WHAT YOU WILL DO>
What lines in the entries below contain the word "JSON"? Copy all of them.

DATA SECTION>
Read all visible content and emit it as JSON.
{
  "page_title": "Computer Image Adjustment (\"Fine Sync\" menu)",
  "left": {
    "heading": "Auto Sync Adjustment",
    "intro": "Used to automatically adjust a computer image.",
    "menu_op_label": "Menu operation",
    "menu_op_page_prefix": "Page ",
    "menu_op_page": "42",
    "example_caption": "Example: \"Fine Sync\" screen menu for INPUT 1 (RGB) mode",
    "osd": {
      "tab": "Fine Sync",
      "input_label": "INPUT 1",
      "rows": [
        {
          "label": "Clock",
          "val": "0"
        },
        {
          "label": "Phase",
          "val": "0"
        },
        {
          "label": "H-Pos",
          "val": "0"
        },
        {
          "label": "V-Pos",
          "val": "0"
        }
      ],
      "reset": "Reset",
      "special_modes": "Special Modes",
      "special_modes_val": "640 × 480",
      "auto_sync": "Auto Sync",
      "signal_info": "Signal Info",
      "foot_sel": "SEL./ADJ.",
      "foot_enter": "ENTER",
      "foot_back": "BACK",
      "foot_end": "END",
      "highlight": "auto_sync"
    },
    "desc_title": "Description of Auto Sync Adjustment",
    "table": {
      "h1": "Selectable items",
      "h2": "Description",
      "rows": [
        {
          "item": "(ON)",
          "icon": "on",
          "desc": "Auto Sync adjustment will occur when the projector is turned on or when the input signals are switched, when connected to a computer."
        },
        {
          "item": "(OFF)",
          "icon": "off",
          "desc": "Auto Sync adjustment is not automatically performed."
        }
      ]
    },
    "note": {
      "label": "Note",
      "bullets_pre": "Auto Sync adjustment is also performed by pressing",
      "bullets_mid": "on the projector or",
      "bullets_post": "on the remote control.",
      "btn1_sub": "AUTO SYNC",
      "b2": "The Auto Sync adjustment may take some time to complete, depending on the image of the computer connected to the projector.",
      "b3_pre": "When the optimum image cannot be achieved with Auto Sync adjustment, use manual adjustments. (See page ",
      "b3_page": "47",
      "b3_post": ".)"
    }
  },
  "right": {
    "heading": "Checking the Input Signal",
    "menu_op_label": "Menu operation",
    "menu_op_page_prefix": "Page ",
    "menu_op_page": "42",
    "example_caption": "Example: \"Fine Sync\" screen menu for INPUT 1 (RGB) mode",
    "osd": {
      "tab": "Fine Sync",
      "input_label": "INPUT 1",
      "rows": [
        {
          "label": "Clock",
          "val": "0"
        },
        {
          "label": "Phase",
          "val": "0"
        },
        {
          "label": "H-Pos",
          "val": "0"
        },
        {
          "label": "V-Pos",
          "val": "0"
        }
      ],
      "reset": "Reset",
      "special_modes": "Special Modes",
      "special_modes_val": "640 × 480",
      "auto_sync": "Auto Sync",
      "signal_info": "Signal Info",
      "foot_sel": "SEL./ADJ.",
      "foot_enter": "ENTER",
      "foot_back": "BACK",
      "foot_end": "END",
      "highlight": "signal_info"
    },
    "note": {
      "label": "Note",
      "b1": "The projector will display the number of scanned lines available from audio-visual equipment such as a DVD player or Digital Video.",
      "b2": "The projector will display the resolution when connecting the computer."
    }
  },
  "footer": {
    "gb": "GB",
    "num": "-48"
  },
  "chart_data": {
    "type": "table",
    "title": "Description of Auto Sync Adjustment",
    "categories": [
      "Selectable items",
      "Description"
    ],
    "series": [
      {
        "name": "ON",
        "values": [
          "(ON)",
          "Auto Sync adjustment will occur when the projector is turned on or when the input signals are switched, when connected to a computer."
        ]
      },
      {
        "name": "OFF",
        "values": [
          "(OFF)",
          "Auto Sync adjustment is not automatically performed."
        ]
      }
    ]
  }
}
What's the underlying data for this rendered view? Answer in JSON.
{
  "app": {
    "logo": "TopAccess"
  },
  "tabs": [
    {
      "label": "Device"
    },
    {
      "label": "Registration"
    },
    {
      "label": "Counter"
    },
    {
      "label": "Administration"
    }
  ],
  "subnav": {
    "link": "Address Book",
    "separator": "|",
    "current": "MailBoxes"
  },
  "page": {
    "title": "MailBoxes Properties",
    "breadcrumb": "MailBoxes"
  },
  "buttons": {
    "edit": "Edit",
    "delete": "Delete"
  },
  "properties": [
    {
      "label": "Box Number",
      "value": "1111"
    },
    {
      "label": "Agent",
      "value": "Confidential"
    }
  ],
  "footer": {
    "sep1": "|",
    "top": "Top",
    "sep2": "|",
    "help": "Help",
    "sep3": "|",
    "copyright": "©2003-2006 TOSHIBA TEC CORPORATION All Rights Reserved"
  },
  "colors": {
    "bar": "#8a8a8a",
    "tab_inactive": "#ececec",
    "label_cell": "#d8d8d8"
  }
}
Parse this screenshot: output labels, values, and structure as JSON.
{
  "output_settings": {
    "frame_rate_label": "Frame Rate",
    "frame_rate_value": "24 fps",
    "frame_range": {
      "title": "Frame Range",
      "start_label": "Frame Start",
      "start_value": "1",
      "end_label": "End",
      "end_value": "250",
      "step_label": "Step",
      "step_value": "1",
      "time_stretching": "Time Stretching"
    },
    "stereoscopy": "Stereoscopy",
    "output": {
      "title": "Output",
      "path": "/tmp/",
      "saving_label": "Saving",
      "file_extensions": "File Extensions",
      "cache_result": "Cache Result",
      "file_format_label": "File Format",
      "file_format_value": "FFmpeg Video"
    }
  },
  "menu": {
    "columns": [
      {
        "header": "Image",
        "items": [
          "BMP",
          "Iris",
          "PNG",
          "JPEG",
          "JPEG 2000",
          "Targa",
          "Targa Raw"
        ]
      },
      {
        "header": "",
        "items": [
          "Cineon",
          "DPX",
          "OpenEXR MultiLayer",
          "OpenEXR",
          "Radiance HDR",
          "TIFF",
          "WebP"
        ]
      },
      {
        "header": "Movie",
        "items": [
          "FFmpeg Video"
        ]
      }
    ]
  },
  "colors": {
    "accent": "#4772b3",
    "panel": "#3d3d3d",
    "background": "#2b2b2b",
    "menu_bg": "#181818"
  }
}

EXERCISE RESULT>
Read all visible content and emit it as JSON.
What's the underlying data for this rendered view? Answer in JSON.
Parse this screenshot: output labels, values, and structure as JSON.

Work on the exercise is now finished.